posted on 24.02.2017 by Achath Mohanan, Ajay
SAW devices can be realized as sensors by coating a suitable sensing medium on the acoustic path of the device to detect various physical and chemical measurands. ZnO is a compound widely employed as sensing and wave propagation medium in SAW devices. In particular, high aspect ratio ZnO nanowires are a promising candidate as sensing medium for SAW gas sensors and UV detectors because of its favorable sensing properties, high surface-to-volume ratio and variety of growth techniques. In this thesis, high aspect ratio catalyst-free ZnO nanowires were directly grown as sensing medium on the surface of SAW devices for the first time through the self-seeding thermal evaporation method. Initially, growth of ZnO nanowires were conducted on blank 128°-YX LiNbO3 substrates and the alignment nature of the as-grown nanowires was studied. As-grown ZnO nanowires exhibited a crisscross aligned growth pattern due to step bunching of the polished LiNbO3 surface during the nanowire growth process. However, it was experimentally observed that nanoscale etching of the LiNbO3 surface could realize growth of well-aligned ZnO nanowires because of the added surface roughness. The thermal evaporation method was then adopted for direct growth of ZnO nanowires on SAW devices. High temperature stable Rayleigh mode SAW resonators were designed, and fabricated using Pt/Ti electrodes on 128°-YX LiNbO3 substrates to facilitate the on-chip nanowire growth conducted at 620°C. As a key part of the on-chip growth process, a mask and sleeve setup was used to protect one-half of the IDT aperture during the nanowire growth process to enhance post-growth device functionality. It was observed that the proposed device had approximately 3 times higher sensitivity to UV light of 365 nm wavelength as compared to the only previous report where 1-D ZnO nanostructures were directly grown on a LiNbO3 based SAW device using solution grown method for UV detection purposes. Further, FEM simulations were conducted to study the prospects of coupled resonance phenomenon towards enhancing the sensitivity of the ZnO nanowire integrated SAW device to conductivity changes in the sensing medium. It was observed that sensitivity increases by more than 200 times when the ZnO nanowire heights are adjusted such that the resonance frequency of the nanowires approaches the original resonance frequency of the SAW device. FEM simulations were also used to investigate the possibility of switching from Rayleigh waves to higher order Sezawa waves propagating on layered SAW devices to enhance the mass loading sensitivity of SAW sensors. As an example, it was shown that Sezawa waves propagating on a ZnO/Si layered SAW device has 2 to 8 times higher mass loading sensitivity as compared to Rayleigh waves propagating on the same device. The use of the self-seeding thermal evaporation method instead of the conventionally used solution grown method opens up possibilities towards scalable growth of catalyst-free ZnO nanowires without fusion among their roots which increases the surface area of the sensing medium. Moreover, on-chip growth of ZnO nanowires in the absence of a liquid medium has future prospects for in situ measurement of the SAW device response.

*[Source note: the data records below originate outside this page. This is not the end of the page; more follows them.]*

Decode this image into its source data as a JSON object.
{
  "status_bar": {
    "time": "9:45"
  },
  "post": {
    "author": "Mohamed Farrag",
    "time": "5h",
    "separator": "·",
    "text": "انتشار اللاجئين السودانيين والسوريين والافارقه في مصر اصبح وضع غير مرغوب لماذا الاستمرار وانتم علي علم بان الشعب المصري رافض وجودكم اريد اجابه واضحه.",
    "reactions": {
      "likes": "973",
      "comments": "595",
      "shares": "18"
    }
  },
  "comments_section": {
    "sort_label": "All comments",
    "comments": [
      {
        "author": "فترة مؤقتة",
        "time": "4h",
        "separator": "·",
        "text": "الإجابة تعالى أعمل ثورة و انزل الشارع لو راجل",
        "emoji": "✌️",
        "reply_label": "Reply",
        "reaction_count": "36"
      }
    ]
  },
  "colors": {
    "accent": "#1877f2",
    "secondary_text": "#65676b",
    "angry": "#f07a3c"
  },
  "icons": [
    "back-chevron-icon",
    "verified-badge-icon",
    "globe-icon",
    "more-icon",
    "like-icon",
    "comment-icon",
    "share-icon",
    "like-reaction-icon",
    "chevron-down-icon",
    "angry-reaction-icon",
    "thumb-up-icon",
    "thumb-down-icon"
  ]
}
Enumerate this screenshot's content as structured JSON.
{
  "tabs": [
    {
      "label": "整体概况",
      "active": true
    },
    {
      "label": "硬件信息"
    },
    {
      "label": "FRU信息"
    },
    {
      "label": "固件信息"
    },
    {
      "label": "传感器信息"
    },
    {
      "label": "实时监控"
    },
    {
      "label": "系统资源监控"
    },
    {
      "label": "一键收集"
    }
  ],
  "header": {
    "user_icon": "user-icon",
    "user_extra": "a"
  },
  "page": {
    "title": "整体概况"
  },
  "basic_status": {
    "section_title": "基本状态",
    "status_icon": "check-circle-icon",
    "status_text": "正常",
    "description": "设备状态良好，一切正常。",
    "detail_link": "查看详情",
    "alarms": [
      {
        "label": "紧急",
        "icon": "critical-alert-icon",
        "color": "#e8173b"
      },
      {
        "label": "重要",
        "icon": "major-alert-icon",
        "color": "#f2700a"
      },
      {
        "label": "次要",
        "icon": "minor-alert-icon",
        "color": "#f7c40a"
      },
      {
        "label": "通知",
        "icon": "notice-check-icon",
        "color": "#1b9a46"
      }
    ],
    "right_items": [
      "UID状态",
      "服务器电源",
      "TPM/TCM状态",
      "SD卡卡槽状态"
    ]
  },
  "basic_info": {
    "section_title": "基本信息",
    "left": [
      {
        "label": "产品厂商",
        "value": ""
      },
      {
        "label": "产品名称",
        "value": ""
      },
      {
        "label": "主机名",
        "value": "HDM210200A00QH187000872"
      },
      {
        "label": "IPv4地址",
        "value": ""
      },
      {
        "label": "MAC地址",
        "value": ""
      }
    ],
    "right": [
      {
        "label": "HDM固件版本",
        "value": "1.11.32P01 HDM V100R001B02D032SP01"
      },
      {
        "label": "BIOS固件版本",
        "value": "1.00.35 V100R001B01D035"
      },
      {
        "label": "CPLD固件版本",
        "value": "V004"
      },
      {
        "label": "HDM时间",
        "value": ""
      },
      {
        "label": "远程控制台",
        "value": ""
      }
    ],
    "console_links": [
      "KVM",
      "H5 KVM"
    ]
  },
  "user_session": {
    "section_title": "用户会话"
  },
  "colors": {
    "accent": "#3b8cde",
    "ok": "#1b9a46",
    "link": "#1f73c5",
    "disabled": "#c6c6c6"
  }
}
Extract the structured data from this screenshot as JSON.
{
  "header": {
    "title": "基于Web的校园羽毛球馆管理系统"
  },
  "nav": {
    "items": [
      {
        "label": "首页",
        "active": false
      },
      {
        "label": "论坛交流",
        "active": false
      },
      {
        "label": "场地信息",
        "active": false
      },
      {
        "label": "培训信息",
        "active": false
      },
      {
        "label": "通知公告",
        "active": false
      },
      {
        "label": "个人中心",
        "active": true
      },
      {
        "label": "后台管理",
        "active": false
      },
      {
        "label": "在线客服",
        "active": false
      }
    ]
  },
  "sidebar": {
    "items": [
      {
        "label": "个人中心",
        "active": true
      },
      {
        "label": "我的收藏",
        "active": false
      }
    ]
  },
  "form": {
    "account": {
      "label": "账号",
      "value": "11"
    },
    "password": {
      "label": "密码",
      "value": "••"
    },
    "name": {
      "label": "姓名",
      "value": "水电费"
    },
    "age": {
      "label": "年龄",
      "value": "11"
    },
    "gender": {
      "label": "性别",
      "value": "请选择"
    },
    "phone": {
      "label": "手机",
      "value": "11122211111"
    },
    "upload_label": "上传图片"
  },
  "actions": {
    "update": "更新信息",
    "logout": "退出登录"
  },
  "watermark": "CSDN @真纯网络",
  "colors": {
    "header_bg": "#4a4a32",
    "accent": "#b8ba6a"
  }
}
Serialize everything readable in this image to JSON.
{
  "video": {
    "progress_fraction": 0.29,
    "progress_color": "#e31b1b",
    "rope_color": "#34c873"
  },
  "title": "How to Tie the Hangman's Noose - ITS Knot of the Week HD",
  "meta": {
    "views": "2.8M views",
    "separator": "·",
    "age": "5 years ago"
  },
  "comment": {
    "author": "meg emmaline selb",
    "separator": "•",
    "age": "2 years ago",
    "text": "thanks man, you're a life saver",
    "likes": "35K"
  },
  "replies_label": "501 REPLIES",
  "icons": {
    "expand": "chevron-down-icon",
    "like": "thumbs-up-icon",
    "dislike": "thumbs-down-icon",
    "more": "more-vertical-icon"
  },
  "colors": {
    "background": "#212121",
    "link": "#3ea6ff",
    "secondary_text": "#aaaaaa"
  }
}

Campus location


Principal supervisor

Ramakrishnan Narayanan

Additional supervisor 1

Rajendran Parthiban

Year of Award


Department, School or Centre

Monash University. Faculty of Engineering. Department of Electrical and Computer Systems Engineering


Doctor of Philosophy

Degree Type



Faculty of Engineering